**Task brief:** List all lines in the material below that contain "type".

**Entries supplied:**
++++++

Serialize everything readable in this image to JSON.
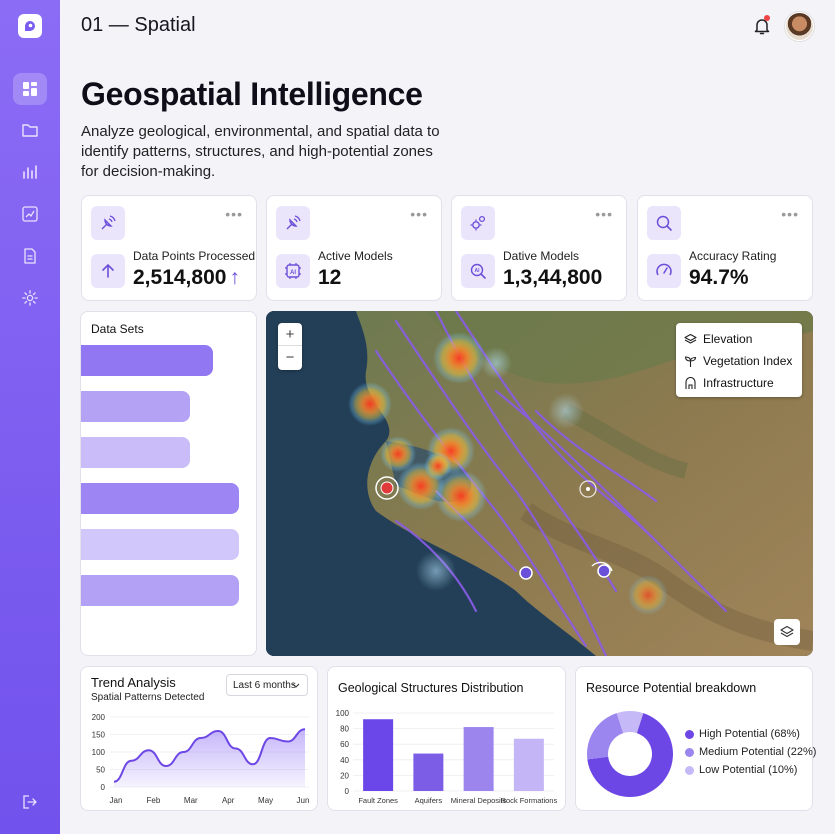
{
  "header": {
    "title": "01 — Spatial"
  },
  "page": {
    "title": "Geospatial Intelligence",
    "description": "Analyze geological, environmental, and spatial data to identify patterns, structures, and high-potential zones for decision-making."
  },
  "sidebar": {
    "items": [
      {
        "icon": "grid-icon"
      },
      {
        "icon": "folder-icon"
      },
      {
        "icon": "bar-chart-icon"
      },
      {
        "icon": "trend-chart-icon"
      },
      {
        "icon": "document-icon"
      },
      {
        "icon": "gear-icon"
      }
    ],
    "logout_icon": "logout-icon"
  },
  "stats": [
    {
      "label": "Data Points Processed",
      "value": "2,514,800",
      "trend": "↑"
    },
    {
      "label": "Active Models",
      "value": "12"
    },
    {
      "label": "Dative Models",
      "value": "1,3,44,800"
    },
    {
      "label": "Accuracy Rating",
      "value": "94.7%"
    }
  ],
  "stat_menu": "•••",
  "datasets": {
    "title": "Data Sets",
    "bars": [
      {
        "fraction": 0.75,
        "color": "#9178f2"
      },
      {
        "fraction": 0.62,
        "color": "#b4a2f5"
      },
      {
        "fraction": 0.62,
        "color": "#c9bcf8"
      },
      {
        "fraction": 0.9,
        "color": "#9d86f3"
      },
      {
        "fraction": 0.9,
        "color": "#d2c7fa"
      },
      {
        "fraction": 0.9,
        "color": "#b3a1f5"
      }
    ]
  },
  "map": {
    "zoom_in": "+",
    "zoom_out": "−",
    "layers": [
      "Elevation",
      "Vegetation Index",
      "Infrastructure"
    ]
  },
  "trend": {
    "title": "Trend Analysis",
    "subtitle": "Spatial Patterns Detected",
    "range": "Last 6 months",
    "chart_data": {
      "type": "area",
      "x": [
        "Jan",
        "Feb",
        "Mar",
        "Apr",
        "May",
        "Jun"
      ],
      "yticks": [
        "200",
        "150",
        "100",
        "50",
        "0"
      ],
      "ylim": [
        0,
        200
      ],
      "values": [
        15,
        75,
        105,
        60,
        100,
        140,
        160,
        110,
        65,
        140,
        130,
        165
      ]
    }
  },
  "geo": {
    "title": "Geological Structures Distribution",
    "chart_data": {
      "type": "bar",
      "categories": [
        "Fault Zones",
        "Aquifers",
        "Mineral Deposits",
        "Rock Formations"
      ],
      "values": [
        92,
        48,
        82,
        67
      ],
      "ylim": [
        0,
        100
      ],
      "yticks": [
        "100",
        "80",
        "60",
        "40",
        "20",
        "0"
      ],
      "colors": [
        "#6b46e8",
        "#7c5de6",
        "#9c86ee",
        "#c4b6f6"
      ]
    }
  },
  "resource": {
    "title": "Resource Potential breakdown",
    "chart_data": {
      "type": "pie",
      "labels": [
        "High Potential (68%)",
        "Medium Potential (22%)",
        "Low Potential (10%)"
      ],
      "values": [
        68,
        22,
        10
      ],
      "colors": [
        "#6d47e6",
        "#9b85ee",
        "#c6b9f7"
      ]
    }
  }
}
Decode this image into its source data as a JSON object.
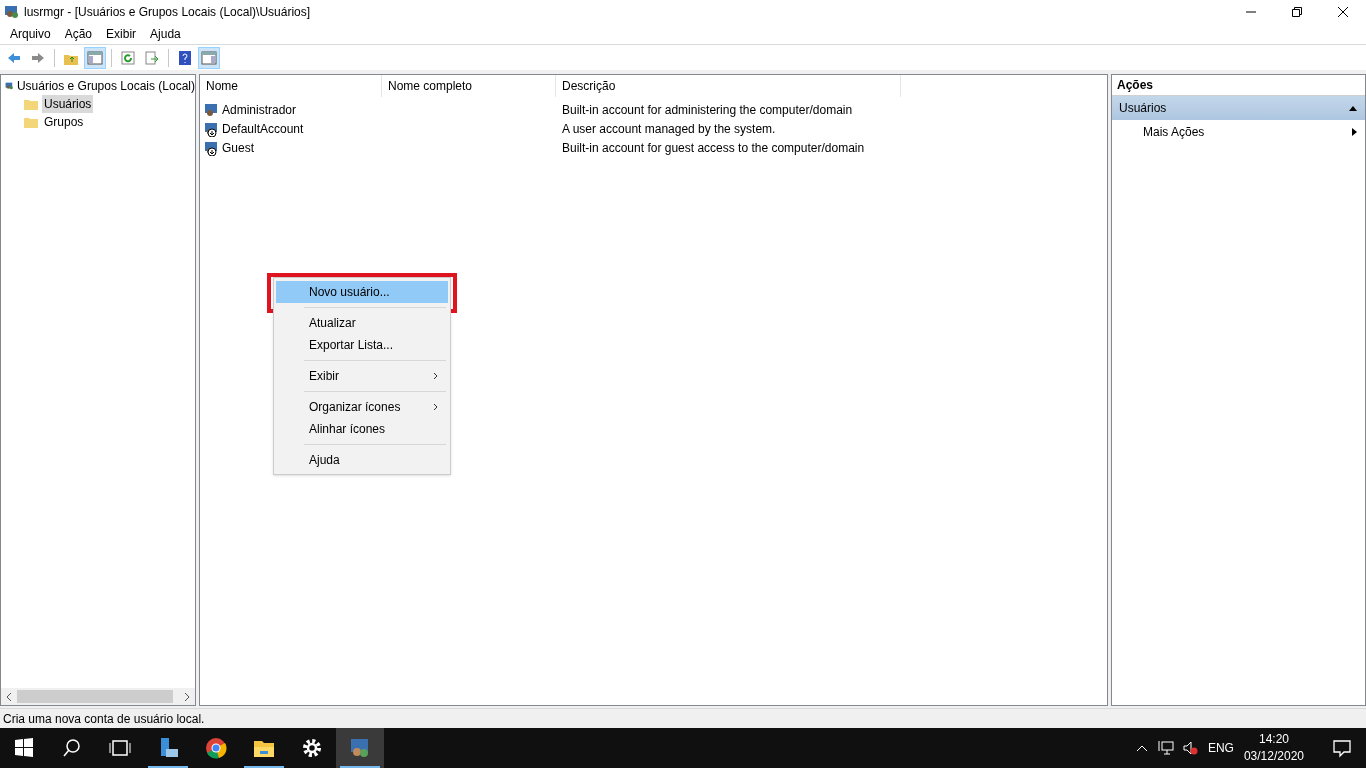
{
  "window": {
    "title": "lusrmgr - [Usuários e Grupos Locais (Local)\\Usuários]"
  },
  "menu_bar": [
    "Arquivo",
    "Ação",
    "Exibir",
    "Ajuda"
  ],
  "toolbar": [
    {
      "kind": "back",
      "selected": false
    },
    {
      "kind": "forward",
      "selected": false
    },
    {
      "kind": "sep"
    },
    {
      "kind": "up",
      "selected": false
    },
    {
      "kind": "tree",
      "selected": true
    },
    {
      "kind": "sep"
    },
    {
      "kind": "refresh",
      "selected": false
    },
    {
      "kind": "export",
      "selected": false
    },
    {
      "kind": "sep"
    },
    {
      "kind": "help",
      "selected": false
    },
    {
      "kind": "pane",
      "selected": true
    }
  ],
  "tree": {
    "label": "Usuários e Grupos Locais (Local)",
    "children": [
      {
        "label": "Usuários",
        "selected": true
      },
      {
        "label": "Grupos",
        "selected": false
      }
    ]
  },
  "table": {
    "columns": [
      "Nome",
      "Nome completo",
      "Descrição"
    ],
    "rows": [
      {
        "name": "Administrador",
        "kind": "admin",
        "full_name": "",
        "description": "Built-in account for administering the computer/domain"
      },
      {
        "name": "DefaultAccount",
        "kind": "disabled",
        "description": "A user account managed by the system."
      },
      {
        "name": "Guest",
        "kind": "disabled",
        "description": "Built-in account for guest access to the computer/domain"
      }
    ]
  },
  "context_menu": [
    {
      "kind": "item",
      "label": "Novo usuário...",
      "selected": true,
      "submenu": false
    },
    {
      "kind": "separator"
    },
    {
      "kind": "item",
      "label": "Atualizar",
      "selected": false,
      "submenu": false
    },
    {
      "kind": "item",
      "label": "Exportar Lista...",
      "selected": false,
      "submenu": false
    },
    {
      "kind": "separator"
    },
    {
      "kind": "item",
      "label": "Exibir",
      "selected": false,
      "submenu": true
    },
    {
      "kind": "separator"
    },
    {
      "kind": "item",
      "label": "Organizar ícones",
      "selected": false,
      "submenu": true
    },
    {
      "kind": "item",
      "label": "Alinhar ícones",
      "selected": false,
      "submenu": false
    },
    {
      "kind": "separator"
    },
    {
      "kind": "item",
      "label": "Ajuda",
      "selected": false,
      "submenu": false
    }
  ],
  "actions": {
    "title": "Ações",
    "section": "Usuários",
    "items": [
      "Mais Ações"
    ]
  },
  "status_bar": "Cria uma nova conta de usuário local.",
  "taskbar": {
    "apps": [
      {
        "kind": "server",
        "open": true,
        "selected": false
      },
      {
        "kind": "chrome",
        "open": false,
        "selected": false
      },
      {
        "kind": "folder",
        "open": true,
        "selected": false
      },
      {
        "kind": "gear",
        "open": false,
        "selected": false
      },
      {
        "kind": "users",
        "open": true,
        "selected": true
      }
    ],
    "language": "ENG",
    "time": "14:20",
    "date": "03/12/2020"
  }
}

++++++

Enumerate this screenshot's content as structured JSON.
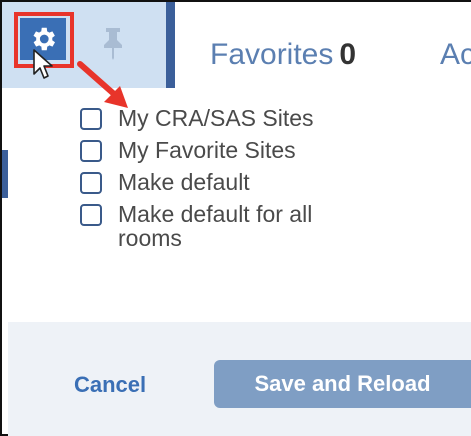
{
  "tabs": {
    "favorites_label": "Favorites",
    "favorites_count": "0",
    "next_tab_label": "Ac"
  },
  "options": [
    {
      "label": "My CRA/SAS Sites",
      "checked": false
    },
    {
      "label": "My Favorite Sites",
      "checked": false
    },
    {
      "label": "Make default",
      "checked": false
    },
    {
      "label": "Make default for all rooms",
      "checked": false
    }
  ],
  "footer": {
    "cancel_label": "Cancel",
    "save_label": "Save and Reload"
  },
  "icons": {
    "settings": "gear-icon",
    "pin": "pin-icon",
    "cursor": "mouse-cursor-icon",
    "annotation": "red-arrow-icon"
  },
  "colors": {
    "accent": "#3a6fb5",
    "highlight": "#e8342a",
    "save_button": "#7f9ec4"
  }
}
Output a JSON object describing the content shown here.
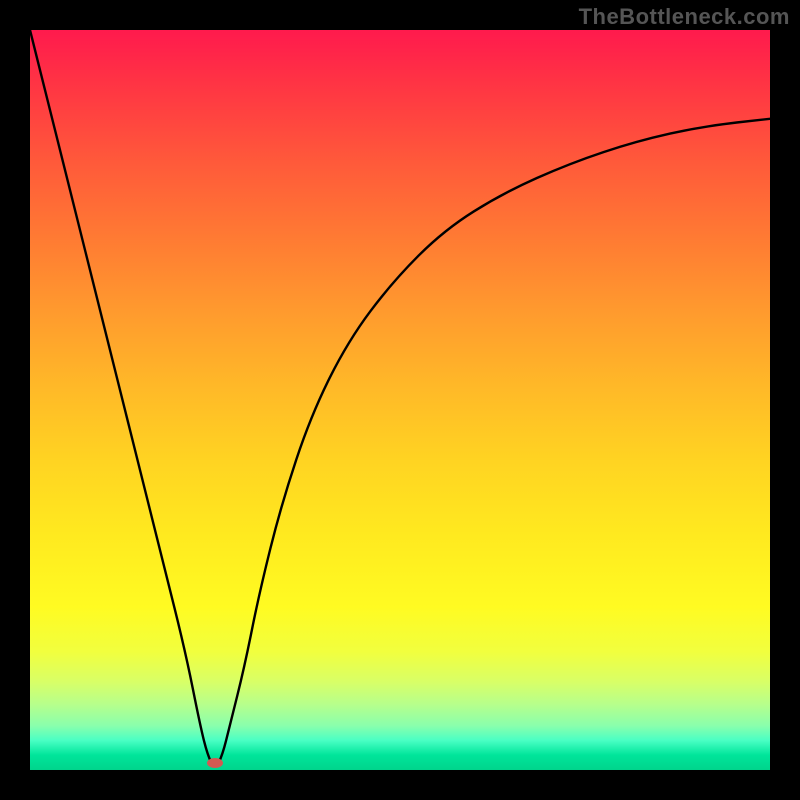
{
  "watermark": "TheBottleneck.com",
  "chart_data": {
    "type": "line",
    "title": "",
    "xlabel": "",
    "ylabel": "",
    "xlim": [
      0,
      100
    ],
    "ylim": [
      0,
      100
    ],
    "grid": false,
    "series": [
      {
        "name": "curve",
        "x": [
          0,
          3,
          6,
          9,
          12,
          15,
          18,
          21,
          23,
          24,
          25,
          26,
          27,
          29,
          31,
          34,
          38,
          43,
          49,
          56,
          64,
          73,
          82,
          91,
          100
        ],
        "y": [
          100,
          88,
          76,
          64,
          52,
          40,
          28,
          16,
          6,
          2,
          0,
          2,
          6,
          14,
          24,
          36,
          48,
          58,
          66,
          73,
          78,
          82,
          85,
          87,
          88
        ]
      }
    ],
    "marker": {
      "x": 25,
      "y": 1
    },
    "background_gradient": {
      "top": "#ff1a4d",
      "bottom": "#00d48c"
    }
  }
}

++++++

**Task result:**
      "type": "area",
      "type": "bar",
      "type": "pie",
    "type": "line",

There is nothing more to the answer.